▶ EXERCISE
An exact copy of the data below is required; return it in full.

Component data from apps and pages:
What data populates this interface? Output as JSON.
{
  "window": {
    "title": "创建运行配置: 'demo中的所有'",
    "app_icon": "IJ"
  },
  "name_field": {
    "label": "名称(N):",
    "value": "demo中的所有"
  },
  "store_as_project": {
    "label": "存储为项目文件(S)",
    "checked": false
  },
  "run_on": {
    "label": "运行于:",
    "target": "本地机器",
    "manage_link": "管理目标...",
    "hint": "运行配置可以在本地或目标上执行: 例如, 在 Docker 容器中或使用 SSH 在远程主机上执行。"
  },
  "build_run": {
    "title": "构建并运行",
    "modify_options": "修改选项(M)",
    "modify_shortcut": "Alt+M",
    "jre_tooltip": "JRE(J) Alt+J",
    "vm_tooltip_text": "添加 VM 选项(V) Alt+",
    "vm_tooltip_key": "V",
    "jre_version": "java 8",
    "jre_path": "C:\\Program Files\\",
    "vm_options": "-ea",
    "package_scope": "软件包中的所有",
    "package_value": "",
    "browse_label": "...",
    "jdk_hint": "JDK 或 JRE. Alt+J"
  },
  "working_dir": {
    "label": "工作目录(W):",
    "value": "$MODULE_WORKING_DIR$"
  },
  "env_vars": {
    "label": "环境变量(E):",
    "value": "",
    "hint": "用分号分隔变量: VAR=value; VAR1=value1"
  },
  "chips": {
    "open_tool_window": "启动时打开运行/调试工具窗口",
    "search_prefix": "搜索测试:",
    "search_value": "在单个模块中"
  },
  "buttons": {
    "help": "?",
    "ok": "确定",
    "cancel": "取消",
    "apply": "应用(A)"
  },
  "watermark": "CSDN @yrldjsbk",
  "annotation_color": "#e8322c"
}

▶ SOLUTION TO THE PROBLEM
What data populates this interface? Output as JSON.
{
  "window": {
    "title": "创建运行配置: 'demo中的所有'",
    "app_icon": "IJ"
  },
  "name_field": {
    "label": "名称(N):",
    "value": "demo中的所有"
  },
  "store_as_project": {
    "label": "存储为项目文件(S)",
    "checked": false
  },
  "run_on": {
    "label": "运行于:",
    "target": "本地机器",
    "manage_link": "管理目标...",
    "hint": "运行配置可以在本地或目标上执行: 例如, 在 Docker 容器中或使用 SSH 在远程主机上执行。"
  },
  "build_run": {
    "title": "构建并运行",
    "modify_options": "修改选项(M)",
    "modify_shortcut": "Alt+M",
    "jre_tooltip": "JRE(J) Alt+J",
    "vm_tooltip_text": "添加 VM 选项(V) Alt+",
    "vm_tooltip_key": "V",
    "jre_version": "java 8",
    "jre_path": "C:\\Program Files\\",
    "vm_options": "-ea",
    "package_scope": "软件包中的所有",
    "package_value": "",
    "browse_label": "...",
    "jdk_hint": "JDK 或 JRE. Alt+J"
  },
  "working_dir": {
    "label": "工作目录(W):",
    "value": "$MODULE_WORKING_DIR$"
  },
  "env_vars": {
    "label": "环境变量(E):",
    "value": "",
    "hint": "用分号分隔变量: VAR=value; VAR1=value1"
  },
  "chips": {
    "open_tool_window": "启动时打开运行/调试工具窗口",
    "search_prefix": "搜索测试:",
    "search_value": "在单个模块中"
  },
  "buttons": {
    "help": "?",
    "ok": "确定",
    "cancel": "取消",
    "apply": "应用(A)"
  },
  "watermark": "CSDN @yrldjsbk",
  "annotation_color": "#e8322c"
}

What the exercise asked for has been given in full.